The Union Leader has coverage of a publicity event for the MTA’s Green DASH–green for its environmental benefits and DASH for Downtown Area SHuttle–downtown circulator bus service yesterday. The event was put on by the MTA and the Greater Manchester Chamber of Commerce to relaunch and promote the free, figure-eight loop service, which runs every 10 minutes during peak times and 20 minutes off-peak through the Millyard and Downtown from 7am-7pm weekdays.

The MTA has photos of the event on their Facebook page.

Riders on the Green DASH bus - photo from MTA

According to the article, the bus service–originally simply called the Downtown Circulator–reached a high ridership mark of 3,500 monthly boardings in November 2010, but dropped to 1,600 in August 2011, when it was re-branded as the Green DASH. Boardings have rebounded some, reaching 2,200 in December 2011. The event yesterday aimed to boost awareness of the service, and hopefully ridership given its convenience compared to walking from distant points downtown or looking for parking.

The re-branding also included a new wrapper by MESH Interactive Agency of Nashua, replacing the old black-and-white historical images of the city with brighter colors, transparent windows, and elements to highlight the hybrid buses and that the service is free.

MTA Director Mike Whitten discussing the Green DASH with Mayor Ted Gatsas to his left - photo from MTA

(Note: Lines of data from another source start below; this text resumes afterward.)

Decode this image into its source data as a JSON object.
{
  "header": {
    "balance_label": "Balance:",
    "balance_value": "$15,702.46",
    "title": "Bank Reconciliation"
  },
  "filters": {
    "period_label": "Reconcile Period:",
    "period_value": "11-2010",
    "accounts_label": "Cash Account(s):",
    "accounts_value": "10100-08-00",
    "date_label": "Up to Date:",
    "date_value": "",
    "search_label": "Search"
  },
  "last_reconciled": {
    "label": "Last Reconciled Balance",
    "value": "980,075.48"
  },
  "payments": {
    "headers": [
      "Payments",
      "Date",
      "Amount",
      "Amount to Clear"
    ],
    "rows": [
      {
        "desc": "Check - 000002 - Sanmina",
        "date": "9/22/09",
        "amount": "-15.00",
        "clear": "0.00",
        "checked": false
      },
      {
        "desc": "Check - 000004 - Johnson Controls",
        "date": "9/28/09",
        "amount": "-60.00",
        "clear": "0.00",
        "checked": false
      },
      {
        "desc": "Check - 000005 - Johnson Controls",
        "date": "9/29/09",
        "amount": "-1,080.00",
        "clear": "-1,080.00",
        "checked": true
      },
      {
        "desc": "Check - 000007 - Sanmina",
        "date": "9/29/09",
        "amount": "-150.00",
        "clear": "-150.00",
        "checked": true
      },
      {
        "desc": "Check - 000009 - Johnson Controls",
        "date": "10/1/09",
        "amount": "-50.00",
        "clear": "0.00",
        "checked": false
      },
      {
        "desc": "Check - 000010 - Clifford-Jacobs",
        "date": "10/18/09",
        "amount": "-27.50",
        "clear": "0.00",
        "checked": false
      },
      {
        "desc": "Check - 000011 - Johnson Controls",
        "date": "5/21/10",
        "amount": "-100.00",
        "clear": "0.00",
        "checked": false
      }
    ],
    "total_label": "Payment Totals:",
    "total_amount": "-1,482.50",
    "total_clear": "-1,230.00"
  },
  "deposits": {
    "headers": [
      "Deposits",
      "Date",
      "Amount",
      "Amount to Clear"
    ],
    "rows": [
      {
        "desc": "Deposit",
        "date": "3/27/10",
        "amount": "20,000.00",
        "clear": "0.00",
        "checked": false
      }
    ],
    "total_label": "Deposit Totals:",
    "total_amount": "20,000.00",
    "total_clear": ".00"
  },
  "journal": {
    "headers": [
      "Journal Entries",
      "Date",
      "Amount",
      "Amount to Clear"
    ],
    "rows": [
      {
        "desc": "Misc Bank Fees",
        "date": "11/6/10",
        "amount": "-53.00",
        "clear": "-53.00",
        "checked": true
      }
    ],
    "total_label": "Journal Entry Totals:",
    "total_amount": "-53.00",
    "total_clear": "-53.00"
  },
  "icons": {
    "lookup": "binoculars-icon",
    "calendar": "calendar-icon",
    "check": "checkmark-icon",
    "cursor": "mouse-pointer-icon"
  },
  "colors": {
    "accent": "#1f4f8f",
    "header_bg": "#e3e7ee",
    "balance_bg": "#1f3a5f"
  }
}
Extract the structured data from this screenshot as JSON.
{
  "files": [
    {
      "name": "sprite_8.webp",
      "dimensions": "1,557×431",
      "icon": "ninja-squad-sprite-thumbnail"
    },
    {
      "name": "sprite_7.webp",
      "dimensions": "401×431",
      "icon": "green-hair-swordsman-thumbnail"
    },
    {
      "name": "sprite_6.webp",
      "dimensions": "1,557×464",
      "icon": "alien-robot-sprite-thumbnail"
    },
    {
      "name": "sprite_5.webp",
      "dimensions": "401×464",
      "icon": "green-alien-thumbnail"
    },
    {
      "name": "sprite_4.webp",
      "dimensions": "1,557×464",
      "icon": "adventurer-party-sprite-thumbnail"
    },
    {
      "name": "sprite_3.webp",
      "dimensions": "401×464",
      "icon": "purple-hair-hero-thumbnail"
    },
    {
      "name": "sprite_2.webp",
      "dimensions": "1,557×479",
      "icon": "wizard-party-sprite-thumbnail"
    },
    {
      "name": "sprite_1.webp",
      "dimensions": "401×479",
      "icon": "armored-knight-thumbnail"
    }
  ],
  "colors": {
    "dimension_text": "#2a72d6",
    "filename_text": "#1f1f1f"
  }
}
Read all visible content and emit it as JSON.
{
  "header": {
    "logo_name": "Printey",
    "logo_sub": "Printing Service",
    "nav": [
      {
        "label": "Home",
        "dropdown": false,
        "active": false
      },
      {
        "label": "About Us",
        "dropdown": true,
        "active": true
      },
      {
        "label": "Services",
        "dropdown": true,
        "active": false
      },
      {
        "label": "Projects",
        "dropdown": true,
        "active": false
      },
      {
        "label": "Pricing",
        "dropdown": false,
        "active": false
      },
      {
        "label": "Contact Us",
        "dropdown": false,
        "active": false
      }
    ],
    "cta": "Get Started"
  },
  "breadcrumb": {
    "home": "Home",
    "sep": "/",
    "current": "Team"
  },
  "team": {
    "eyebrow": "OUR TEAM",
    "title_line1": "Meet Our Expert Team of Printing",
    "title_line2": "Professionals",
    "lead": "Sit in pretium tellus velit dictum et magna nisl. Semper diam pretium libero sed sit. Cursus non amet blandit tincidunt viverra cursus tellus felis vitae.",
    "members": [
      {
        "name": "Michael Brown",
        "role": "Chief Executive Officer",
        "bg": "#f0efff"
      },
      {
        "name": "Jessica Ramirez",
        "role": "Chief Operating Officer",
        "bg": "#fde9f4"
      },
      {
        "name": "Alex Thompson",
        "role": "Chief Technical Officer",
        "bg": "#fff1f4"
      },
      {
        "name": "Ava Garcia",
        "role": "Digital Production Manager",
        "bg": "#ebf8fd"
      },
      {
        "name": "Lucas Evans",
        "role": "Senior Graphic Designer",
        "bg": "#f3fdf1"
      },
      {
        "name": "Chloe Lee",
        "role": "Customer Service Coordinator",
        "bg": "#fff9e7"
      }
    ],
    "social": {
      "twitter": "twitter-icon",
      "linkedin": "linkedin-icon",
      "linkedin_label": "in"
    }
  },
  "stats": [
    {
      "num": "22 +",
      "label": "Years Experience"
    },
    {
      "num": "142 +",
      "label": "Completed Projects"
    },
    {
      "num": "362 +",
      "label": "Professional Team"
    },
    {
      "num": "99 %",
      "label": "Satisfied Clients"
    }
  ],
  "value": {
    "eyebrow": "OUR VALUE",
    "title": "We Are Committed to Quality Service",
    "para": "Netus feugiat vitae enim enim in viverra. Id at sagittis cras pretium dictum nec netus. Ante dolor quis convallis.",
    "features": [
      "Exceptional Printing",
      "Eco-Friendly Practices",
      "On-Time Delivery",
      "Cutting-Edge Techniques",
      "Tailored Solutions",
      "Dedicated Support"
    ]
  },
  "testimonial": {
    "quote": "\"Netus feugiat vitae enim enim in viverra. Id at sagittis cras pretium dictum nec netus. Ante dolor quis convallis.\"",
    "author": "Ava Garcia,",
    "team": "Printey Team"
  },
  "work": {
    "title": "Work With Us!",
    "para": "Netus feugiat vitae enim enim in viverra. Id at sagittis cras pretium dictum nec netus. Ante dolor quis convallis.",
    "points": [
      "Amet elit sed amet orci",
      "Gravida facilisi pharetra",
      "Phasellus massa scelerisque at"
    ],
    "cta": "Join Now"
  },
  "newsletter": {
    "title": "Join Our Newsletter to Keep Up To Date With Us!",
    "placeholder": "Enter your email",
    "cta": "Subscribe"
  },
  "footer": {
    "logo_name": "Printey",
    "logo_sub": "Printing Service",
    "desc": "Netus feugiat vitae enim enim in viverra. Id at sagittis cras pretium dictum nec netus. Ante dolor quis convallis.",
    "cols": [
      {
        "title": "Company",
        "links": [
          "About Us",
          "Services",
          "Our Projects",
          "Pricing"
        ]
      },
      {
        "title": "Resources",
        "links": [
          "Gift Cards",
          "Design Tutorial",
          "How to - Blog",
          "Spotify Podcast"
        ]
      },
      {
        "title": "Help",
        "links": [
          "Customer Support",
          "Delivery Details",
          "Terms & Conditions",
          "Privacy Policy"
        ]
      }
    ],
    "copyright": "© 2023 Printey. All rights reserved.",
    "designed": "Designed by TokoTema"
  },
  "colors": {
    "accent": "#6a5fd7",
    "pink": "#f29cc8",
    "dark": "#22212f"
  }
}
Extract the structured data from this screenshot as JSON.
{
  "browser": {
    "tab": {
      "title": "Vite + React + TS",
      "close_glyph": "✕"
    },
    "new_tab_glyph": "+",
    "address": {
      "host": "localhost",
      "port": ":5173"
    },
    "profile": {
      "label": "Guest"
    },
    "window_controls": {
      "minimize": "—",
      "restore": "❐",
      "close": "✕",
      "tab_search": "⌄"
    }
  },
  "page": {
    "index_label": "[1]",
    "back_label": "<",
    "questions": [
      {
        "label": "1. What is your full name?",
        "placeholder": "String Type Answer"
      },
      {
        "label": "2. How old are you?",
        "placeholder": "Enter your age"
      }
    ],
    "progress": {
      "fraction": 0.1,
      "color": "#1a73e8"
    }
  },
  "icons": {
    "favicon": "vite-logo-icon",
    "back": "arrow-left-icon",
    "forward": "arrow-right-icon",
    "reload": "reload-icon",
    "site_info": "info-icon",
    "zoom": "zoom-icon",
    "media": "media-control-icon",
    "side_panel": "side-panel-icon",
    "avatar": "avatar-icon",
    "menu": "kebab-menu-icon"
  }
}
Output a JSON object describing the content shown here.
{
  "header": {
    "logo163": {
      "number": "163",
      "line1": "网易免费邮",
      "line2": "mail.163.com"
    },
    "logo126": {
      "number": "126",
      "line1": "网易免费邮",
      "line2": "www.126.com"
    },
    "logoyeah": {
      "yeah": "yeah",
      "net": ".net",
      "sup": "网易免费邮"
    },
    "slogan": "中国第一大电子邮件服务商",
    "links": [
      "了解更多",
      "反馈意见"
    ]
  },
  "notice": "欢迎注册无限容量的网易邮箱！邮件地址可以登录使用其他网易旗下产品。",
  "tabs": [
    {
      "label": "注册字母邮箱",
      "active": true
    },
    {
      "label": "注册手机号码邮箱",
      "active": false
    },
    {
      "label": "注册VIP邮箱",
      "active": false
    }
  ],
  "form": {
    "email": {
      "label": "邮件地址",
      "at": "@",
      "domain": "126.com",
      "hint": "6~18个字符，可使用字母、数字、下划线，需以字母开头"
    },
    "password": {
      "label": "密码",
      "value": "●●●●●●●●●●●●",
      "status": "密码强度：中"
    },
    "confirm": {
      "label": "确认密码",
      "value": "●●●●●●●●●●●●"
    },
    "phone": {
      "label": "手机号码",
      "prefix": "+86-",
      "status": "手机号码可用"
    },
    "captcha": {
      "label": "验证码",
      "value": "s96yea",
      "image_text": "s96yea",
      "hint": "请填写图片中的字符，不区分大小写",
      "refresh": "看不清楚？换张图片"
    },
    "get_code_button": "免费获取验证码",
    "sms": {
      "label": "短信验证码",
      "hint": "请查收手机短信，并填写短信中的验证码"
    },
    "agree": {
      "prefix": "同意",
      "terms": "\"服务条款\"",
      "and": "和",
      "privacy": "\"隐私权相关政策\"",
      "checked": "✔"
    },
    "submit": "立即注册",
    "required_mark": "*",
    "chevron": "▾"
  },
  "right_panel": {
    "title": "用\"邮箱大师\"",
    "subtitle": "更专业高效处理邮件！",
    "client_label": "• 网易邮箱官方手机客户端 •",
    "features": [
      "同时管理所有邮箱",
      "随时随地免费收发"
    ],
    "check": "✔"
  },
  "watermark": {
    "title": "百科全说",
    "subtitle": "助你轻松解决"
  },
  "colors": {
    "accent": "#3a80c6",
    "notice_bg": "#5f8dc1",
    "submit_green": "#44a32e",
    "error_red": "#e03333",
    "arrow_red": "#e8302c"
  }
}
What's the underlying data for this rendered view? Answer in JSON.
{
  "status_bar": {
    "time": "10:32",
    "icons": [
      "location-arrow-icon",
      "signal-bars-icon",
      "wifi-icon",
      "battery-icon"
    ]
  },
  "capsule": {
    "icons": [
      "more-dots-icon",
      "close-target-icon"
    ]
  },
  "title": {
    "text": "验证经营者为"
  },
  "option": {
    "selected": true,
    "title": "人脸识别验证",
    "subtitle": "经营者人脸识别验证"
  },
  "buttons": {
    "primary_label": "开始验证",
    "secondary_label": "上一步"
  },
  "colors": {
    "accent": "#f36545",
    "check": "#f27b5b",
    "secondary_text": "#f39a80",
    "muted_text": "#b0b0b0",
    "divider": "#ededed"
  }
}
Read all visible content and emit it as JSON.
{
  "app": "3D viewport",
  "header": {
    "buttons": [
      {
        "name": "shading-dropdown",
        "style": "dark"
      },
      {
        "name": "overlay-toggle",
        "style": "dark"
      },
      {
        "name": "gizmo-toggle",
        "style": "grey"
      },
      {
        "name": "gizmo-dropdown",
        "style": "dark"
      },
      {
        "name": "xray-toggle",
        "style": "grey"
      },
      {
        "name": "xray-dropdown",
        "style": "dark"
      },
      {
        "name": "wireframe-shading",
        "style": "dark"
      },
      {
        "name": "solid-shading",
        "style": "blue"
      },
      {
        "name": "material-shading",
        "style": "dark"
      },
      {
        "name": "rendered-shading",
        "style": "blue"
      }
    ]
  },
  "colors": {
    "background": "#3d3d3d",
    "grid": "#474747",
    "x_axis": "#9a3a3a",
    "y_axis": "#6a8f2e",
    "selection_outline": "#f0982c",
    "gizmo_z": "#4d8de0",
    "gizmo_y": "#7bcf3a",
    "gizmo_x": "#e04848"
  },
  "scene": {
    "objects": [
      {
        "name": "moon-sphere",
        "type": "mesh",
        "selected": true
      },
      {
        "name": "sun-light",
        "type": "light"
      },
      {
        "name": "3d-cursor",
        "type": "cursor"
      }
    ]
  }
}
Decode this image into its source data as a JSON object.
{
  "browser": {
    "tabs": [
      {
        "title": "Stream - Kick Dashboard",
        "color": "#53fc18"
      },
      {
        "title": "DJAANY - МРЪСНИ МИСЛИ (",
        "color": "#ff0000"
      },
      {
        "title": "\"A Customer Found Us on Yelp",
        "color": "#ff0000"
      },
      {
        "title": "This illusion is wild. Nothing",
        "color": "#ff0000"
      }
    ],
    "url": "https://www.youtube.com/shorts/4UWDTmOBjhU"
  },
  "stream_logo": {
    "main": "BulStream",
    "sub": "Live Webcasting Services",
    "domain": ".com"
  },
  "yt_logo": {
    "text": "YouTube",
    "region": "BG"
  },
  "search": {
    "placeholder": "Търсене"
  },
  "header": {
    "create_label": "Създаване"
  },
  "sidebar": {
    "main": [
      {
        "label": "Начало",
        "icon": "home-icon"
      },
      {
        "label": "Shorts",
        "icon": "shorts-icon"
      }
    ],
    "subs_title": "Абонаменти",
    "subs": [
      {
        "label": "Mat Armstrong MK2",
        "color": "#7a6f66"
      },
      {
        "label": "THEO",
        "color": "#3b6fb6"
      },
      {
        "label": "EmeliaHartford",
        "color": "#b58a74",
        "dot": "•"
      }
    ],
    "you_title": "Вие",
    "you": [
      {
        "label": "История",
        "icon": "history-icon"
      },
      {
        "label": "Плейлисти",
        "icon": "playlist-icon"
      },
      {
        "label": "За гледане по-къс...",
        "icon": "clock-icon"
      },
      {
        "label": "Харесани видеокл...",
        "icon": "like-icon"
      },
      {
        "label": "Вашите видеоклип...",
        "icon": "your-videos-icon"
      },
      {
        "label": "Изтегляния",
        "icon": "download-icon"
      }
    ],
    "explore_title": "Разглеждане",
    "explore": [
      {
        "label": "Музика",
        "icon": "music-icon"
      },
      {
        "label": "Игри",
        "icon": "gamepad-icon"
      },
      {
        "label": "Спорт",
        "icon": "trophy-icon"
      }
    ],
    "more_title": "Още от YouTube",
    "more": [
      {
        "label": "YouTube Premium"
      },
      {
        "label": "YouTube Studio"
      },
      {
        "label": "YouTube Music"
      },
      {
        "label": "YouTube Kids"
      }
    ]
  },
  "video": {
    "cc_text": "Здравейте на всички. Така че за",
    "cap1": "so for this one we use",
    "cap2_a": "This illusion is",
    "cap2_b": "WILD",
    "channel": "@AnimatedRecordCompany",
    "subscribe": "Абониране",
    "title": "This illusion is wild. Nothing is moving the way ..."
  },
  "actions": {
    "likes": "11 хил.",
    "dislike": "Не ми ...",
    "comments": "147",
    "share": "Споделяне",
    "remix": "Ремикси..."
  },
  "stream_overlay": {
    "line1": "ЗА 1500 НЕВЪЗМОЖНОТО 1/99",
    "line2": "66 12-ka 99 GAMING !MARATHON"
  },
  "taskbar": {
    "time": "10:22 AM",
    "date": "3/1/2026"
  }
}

If you haven’t used the service, you should really hop on next time you’re downtown. It’s a comfortable, convenient ride; and in this cold winter weather, it will save trekking across downtown or driving around for multiple parking spots. Ideally, the service would be extended–running less frequently–to serve diners and bar-goers downtown, even if only during certain nights of the week or around major downtown events, but as it stands the service is great for downtown workers, residents and daytime visitors.